Mary Thompson joined CNBC in 2000 as a general assignment reporter. She has covered a wide range of stories for CNBC, including the 2008 financial crisis, Hurricane Katrina from along the Gulf Coast and the mutual fund industry's market-timing scandal in 2003.
Thompson has reported extensively on the banking and insurance industries, executive pay and the stock market from the New York Stock Exchange and the NASDAQ MarketSite. She also appears on NBC's "Today" and "Weekend Nightly News."
In 2010, Thompson received a Gerald Loeb Award for Distinguished Business and Financial Journalism for breaking news coverage of the Bernard Madoff scandal. In 2005, she received a National Headliner Award for her reporting on price fixing in the insurance industry.
Prior to joining CNBC, Thompson worked for Bloomberg Television and Bloomberg Radio, from 1992 to 2000, covering the stock market from the New York Stock Exchange and anchoring special coverage of Federal Reserve meetings. She also worked as a print reporter for Bloomberg, from 1991 to 1992, covering small banks and retailers.

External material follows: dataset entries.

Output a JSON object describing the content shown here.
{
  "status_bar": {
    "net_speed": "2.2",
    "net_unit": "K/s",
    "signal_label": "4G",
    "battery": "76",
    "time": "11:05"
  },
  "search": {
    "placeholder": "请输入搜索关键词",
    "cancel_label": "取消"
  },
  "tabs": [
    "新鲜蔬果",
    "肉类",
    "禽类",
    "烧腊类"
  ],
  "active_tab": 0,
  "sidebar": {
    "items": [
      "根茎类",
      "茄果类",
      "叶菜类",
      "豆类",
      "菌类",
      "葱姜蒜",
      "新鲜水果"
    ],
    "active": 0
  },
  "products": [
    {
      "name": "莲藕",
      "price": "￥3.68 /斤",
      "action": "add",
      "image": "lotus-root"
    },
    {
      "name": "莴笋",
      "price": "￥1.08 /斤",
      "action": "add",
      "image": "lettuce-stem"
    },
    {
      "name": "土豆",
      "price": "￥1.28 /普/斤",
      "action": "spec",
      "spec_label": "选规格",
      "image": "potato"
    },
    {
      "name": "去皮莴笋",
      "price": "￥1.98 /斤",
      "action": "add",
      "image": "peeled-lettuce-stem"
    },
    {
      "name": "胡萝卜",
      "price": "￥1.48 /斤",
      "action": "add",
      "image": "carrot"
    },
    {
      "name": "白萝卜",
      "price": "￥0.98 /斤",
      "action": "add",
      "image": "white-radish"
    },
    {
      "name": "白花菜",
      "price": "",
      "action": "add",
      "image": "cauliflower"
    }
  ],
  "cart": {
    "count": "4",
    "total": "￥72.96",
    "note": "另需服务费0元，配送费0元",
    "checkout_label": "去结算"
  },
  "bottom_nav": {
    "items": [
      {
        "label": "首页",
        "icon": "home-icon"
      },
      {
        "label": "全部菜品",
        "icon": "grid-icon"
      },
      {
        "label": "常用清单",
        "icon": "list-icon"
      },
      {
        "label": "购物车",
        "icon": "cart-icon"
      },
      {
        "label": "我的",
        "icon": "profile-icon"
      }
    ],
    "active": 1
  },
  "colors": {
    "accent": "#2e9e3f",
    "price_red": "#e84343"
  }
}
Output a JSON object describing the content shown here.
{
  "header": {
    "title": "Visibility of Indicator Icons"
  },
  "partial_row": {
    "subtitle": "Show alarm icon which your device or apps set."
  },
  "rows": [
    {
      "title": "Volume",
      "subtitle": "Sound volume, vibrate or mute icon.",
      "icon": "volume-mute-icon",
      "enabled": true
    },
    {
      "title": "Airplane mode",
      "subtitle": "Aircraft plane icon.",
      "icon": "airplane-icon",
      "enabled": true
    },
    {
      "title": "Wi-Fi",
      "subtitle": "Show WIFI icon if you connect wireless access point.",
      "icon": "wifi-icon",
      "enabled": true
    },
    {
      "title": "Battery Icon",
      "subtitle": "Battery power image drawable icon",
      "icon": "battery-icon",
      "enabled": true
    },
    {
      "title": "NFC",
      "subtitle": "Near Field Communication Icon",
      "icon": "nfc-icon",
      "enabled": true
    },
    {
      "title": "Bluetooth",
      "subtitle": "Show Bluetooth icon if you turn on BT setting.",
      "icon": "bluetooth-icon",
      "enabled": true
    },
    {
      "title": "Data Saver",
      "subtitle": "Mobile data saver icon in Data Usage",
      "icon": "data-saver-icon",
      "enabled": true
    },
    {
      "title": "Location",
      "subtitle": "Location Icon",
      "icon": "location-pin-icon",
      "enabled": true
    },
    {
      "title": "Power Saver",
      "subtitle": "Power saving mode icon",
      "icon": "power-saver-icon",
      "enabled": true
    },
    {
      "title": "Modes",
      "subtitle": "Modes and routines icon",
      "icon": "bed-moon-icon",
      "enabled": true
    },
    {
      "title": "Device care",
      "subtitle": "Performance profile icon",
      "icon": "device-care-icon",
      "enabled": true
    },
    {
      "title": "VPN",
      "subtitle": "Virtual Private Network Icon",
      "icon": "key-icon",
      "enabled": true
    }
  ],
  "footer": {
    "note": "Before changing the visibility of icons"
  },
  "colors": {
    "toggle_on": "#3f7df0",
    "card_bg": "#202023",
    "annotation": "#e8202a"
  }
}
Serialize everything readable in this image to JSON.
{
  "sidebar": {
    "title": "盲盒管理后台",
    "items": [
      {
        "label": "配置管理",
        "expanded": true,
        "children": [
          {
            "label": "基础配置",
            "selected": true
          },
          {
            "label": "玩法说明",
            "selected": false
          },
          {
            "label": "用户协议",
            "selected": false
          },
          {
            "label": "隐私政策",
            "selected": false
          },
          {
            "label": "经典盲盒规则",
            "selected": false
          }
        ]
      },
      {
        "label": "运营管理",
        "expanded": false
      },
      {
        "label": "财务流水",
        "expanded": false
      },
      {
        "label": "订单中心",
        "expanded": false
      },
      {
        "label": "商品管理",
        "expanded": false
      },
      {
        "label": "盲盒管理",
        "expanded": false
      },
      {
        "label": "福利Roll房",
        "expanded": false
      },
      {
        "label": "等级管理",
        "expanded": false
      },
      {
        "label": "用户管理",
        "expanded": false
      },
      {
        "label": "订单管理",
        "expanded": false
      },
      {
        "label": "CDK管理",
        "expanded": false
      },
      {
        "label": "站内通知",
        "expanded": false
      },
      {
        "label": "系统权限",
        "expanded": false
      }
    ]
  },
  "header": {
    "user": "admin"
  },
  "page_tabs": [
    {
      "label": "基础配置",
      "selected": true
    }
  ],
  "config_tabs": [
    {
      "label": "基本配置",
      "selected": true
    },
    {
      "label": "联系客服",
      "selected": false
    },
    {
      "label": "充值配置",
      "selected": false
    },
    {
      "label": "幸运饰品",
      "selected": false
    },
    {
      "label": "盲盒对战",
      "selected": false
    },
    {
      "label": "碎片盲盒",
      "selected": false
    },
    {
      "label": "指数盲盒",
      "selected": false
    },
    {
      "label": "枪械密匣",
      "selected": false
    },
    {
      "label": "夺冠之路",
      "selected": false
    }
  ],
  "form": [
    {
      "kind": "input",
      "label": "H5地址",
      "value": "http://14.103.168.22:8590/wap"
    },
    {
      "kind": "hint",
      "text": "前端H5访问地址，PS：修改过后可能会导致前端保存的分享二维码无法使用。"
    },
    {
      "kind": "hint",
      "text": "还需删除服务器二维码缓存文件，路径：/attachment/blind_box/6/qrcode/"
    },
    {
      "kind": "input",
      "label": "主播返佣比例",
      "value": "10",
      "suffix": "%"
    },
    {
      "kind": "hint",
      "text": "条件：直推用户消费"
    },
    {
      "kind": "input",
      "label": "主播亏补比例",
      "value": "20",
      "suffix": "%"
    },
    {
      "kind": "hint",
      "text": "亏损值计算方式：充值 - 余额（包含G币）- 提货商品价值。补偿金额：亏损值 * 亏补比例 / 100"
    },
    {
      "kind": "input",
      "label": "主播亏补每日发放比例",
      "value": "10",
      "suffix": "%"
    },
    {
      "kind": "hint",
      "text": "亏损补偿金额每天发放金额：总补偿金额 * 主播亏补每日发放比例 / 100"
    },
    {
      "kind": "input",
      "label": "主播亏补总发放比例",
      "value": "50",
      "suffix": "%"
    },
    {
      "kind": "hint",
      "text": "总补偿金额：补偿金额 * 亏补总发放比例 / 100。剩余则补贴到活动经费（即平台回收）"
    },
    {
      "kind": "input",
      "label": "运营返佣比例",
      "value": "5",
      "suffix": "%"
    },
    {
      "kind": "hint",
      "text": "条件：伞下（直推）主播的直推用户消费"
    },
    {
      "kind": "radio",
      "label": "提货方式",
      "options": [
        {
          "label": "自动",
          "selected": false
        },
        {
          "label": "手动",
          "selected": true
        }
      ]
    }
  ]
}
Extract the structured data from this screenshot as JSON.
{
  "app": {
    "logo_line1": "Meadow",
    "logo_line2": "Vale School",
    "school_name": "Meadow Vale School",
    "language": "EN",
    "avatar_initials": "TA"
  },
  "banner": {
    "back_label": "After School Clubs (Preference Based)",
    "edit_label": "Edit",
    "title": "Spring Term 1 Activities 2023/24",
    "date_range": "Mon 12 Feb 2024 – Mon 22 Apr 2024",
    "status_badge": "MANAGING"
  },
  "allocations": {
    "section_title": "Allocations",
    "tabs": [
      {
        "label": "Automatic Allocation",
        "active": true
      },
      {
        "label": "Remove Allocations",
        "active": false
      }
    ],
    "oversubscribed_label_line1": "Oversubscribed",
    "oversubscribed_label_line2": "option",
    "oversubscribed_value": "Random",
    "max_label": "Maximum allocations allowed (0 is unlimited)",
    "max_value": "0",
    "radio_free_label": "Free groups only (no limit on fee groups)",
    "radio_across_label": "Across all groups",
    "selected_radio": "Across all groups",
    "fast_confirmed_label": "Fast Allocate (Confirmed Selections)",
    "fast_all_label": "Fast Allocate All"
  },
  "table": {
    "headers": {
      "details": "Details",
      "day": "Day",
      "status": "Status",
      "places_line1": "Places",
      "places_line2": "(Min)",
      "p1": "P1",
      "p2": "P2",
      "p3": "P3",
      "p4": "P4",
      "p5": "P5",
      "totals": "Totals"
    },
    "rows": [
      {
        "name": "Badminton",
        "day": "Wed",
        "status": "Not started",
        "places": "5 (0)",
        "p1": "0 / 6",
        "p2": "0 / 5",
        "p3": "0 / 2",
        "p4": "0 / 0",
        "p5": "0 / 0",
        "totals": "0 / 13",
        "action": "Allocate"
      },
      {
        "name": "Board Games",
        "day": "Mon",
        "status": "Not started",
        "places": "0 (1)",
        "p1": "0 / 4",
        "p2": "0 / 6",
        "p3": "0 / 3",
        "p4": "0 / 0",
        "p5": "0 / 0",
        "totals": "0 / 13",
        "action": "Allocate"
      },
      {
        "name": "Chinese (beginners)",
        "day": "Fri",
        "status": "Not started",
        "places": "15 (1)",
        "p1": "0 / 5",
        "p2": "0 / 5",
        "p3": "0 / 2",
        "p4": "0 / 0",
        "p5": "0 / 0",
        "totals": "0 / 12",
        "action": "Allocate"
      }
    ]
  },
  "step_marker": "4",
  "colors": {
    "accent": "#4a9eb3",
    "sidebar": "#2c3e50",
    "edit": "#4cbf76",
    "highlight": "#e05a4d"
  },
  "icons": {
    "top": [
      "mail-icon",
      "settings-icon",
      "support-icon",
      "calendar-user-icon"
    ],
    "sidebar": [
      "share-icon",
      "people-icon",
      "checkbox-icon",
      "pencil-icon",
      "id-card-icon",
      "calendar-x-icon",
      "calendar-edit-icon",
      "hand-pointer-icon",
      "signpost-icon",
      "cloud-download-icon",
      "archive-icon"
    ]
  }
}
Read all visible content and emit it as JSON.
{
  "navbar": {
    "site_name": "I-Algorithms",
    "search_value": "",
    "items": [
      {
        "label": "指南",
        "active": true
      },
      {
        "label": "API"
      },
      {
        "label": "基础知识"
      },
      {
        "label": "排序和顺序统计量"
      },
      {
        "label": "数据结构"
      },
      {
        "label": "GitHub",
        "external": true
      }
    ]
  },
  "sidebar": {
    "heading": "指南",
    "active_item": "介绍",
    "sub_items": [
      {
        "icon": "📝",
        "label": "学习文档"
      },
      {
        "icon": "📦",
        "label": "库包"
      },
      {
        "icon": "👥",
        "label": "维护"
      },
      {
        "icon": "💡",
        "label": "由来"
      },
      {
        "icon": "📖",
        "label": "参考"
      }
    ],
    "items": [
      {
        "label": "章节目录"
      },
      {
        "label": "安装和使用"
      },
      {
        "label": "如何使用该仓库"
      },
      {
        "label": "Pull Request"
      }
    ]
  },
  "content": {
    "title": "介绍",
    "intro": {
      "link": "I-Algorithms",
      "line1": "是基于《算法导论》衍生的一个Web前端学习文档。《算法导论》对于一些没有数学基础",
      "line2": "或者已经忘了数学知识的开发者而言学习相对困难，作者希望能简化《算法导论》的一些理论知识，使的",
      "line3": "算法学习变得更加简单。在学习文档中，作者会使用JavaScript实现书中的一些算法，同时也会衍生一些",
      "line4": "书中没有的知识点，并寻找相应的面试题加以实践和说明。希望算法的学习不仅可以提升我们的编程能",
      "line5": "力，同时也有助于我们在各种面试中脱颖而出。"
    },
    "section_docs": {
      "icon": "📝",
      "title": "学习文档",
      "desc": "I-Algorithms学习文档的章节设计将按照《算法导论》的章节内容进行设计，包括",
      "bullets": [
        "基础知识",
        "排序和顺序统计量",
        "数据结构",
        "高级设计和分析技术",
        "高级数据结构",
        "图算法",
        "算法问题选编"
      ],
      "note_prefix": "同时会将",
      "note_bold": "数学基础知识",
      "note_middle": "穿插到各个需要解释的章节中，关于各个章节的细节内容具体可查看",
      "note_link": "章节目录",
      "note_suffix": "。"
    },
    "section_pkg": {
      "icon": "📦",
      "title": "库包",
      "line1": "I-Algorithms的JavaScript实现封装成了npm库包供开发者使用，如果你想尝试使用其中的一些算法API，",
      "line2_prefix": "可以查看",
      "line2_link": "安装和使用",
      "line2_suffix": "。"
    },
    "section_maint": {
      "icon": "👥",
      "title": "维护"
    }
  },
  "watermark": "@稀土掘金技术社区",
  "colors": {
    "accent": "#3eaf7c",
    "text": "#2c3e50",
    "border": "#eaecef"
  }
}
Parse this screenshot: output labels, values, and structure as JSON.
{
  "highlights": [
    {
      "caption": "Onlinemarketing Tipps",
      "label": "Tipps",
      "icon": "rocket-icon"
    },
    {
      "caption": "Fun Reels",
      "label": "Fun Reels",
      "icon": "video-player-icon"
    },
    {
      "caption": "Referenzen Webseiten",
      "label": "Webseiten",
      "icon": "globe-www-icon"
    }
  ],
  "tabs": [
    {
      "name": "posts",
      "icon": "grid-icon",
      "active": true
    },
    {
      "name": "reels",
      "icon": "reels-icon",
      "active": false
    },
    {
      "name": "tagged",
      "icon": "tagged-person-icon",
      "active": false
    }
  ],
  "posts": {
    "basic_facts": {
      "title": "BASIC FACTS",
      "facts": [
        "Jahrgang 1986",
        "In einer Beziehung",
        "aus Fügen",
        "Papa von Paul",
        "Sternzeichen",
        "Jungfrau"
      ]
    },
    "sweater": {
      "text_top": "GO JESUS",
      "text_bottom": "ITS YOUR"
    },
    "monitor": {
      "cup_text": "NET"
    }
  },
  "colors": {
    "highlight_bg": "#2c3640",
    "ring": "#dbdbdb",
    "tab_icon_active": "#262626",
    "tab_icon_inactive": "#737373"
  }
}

Before joining Bloomberg, Thompson worked at Fidelity Investments in a variety of sales positions.
Thompson holds a B.A. in English from the University of Notre Dame and an M.S. in journalism from Columbia University.
Follow Mary Thompson on Twitter @MThompsonCNBC.
When Goldman Sachs CEO Lloyd Blankfein and six other company executives testify before a Senate subcommittee on Tuesday there likely will be talk about how the firm manages risk, a lot about how they took actions to protect the firm and its clients during the subprime crisis, and that above all, they did not make money betting against the housing market.
Once the nation's largest thrift, Washington Mutual became a Main Street bank in search of Wall Street profits. It's a quest that led employees to engage fraud, and ultimately led to WaMu's failure in September of 2008, a Senate subcommittee alleges.
My CNBC colleague Mary Thompson recently interviewed Harry Markopolos who for nearly ten years; tried, and failed, to alert regulators and investors of Bernie Madoff's $65 billion dollar Ponzi scheme.
Goldman Sachs says Marc Spilker, co-head of the firm's Investment Management Division, is retiring from the firm.
New Bank of America CEO Brian Moynihan told CNBC Monday that he expects the economy to stabilize in 2010, but for unemployment to stay high at around 9 percent.
Reports that "pay czar" Ken Feinberg will lift a $500,000 salary cap imposed on some AIG executives is "absolutely false," according to a source close to the government.
Bill Dudley, president of the New York Federal Reserve, summoned 28 CEOs of the nation’s top banks toon Monday to reinforce the principles that were outlined in a proposal by the Fed on compensation issued on October 22.